== Extracted data
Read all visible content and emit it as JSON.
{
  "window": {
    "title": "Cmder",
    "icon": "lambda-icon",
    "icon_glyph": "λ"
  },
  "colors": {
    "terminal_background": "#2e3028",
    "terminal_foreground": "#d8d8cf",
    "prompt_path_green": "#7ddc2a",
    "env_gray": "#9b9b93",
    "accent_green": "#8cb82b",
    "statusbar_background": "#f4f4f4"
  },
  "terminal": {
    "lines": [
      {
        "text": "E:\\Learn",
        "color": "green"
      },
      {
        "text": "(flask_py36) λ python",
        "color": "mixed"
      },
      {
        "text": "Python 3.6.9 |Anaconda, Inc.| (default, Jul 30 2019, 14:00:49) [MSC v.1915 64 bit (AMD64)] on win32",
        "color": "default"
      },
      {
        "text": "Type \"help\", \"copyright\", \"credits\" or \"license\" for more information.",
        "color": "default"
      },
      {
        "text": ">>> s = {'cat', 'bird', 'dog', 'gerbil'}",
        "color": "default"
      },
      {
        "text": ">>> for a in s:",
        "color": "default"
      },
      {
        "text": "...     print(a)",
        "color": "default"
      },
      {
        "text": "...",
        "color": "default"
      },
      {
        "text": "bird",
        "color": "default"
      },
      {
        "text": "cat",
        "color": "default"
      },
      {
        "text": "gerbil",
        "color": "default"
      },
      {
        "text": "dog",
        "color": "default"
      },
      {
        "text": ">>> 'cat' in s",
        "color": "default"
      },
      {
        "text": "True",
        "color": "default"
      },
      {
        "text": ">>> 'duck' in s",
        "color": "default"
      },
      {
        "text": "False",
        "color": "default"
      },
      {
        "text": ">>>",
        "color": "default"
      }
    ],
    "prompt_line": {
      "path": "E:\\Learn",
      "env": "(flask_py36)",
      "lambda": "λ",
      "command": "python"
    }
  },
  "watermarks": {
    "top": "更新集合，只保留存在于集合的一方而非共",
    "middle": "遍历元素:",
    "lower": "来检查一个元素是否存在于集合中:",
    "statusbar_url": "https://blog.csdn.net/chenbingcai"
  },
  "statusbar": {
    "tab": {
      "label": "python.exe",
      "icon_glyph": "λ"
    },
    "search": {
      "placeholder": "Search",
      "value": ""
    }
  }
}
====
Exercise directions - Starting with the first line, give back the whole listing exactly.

Result of this exercise -
Read all visible content and emit it as JSON.
{
  "window": {
    "title": "Cmder",
    "icon": "lambda-icon",
    "icon_glyph": "λ"
  },
  "colors": {
    "terminal_background": "#2e3028",
    "terminal_foreground": "#d8d8cf",
    "prompt_path_green": "#7ddc2a",
    "env_gray": "#9b9b93",
    "accent_green": "#8cb82b",
    "statusbar_background": "#f4f4f4"
  },
  "terminal": {
    "lines": [
      {
        "text": "E:\\Learn",
        "color": "green"
      },
      {
        "text": "(flask_py36) λ python",
        "color": "mixed"
      },
      {
        "text": "Python 3.6.9 |Anaconda, Inc.| (default, Jul 30 2019, 14:00:49) [MSC v.1915 64 bit (AMD64)] on win32",
        "color": "default"
      },
      {
        "text": "Type \"help\", \"copyright\", \"credits\" or \"license\" for more information.",
        "color": "default"
      },
      {
        "text": ">>> s = {'cat', 'bird', 'dog', 'gerbil'}",
        "color": "default"
      },
      {
        "text": ">>> for a in s:",
        "color": "default"
      },
      {
        "text": "...     print(a)",
        "color": "default"
      },
      {
        "text": "...",
        "color": "default"
      },
      {
        "text": "bird",
        "color": "default"
      },
      {
        "text": "cat",
        "color": "default"
      },
      {
        "text": "gerbil",
        "color": "default"
      },
      {
        "text": "dog",
        "color": "default"
      },
      {
        "text": ">>> 'cat' in s",
        "color": "default"
      },
      {
        "text": "True",
        "color": "default"
      },
      {
        "text": ">>> 'duck' in s",
        "color": "default"
      },
      {
        "text": "False",
        "color": "default"
      },
      {
        "text": ">>>",
        "color": "default"
      }
    ],
    "prompt_line": {
      "path": "E:\\Learn",
      "env": "(flask_py36)",
      "lambda": "λ",
      "command": "python"
    }
  },
  "watermarks": {
    "top": "更新集合，只保留存在于集合的一方而非共",
    "middle": "遍历元素:",
    "lower": "来检查一个元素是否存在于集合中:",
    "statusbar_url": "https://blog.csdn.net/chenbingcai"
  },
  "statusbar": {
    "tab": {
      "label": "python.exe",
      "icon_glyph": "λ"
    },
    "search": {
      "placeholder": "Search",
      "value": ""
    }
  }
}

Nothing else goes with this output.